In today’s times
However, times changed and so did the sensibilities of the audience. Perhaps some of the messages needed to be repackaged. The institution of marriage had become sacred, the ultimate bond that could never be challenged. Similarly, the male protagonist was now a symbol of masculine virility who changed the course of fate instead of submitting to it. The female protagonist, on the other hand, had to recede to her conventional gender role. Her agency was no longer cherished but, rather, seen as a threat to the social order.
The latest example of this gross misappropriation is a recently released Pakistani movie, Main Punjab Nahin Jaongi. The movie appropriates the symbol of Heer and Ranjha, but the characters that personify them represent nothing of what the original stories depict. The male lead, Ranjha, is a hyper masculine man who if need be even uses physical force with his beloved to convince her.
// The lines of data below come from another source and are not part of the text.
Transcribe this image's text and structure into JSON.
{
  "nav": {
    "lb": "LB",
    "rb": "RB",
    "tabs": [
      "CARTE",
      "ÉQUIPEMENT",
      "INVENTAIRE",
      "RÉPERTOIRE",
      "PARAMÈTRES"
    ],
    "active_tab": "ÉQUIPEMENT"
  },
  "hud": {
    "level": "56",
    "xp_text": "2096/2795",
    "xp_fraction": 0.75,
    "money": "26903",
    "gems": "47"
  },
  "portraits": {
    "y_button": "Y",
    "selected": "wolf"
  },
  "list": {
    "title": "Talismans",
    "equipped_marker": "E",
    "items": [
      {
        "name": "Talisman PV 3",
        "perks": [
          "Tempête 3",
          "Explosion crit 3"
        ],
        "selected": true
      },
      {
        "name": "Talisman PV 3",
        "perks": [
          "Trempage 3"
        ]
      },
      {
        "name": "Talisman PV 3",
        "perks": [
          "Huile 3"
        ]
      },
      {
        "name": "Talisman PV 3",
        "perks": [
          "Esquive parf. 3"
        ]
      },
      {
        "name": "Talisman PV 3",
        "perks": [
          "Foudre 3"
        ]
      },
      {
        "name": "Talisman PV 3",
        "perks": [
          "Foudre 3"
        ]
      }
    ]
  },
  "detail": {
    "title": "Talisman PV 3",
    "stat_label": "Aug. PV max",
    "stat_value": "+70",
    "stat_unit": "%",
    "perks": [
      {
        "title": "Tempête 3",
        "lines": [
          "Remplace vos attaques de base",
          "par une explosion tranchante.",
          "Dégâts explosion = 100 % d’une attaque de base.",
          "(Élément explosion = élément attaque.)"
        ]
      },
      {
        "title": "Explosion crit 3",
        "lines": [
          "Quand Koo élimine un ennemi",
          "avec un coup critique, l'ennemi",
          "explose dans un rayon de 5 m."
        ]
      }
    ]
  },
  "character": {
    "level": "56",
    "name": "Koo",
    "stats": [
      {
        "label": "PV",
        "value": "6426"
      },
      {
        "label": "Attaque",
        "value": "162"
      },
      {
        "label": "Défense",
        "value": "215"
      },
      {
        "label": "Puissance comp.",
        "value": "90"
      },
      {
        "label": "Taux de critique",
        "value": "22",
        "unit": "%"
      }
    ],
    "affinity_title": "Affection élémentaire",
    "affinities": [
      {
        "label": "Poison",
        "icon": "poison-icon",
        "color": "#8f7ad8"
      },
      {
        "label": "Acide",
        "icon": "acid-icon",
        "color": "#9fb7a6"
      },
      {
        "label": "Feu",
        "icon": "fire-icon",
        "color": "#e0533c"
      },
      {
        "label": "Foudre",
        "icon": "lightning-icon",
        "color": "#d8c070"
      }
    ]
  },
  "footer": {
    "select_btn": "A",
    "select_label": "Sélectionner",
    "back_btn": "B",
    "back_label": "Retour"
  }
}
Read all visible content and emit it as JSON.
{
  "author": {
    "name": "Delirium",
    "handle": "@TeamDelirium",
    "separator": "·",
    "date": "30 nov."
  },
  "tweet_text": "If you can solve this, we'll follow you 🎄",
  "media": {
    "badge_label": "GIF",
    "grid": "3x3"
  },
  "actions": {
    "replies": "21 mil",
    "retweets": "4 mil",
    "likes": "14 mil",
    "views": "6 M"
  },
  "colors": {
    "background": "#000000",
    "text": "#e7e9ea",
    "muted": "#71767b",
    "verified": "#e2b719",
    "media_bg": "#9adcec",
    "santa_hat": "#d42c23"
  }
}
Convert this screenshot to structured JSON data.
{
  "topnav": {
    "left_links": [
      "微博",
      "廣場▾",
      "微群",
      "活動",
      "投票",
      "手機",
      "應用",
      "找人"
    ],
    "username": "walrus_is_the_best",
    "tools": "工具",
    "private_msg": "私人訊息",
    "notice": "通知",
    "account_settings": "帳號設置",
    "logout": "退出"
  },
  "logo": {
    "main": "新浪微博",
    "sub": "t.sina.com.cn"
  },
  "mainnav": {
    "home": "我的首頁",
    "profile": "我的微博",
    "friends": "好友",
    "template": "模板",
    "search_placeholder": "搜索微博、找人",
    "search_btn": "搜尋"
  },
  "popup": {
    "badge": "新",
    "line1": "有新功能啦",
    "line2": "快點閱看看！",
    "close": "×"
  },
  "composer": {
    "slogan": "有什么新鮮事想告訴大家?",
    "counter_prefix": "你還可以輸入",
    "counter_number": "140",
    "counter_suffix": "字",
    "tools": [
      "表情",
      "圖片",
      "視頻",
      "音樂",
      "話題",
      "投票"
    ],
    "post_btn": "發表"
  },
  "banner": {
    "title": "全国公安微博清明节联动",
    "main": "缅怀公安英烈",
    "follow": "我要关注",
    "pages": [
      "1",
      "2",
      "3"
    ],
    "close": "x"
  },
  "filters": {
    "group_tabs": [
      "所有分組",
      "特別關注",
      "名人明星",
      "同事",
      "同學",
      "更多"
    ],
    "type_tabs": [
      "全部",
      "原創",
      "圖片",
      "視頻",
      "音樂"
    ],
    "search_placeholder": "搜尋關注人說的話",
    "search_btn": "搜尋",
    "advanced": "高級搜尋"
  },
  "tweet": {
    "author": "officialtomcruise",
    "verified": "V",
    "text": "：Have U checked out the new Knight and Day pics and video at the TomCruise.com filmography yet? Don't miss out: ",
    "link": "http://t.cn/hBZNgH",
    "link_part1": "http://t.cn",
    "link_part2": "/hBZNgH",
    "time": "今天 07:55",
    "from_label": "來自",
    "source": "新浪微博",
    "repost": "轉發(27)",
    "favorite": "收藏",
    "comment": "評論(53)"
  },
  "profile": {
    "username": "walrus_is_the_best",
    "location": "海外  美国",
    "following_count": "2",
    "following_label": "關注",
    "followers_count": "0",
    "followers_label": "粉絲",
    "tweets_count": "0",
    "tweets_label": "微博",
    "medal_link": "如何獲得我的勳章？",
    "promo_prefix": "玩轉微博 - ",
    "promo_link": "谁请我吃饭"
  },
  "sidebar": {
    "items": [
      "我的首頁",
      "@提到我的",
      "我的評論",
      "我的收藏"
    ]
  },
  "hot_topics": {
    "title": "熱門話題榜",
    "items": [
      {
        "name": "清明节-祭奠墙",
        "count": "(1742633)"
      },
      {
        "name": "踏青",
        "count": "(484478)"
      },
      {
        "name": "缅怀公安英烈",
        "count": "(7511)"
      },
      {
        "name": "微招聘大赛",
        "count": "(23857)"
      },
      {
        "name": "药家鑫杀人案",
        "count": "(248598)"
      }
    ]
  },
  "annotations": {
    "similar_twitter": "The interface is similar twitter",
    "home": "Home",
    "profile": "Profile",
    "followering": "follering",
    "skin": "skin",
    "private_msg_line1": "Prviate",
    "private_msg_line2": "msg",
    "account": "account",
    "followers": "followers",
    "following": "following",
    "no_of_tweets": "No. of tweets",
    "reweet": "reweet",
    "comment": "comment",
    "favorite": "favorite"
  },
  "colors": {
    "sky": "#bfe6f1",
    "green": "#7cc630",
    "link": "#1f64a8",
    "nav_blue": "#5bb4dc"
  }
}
Heer, on the other hand, while showing some signs of agency, is eventually constrained by his overarching masculinity. The central theme of the movie is the sacredness of marriage, a bond that once made can never be broken, contradicting the very essence of the love legends of Heer-Ranjha or Sohni-Mahiwal. In the context of the movie, the references to Heer and Ranjha ring hollow, devoid of the social rebellion they once depicted.
Haroon Khalid is the author of three books – Walking with Nanak, In Search of Shiva and A White Trail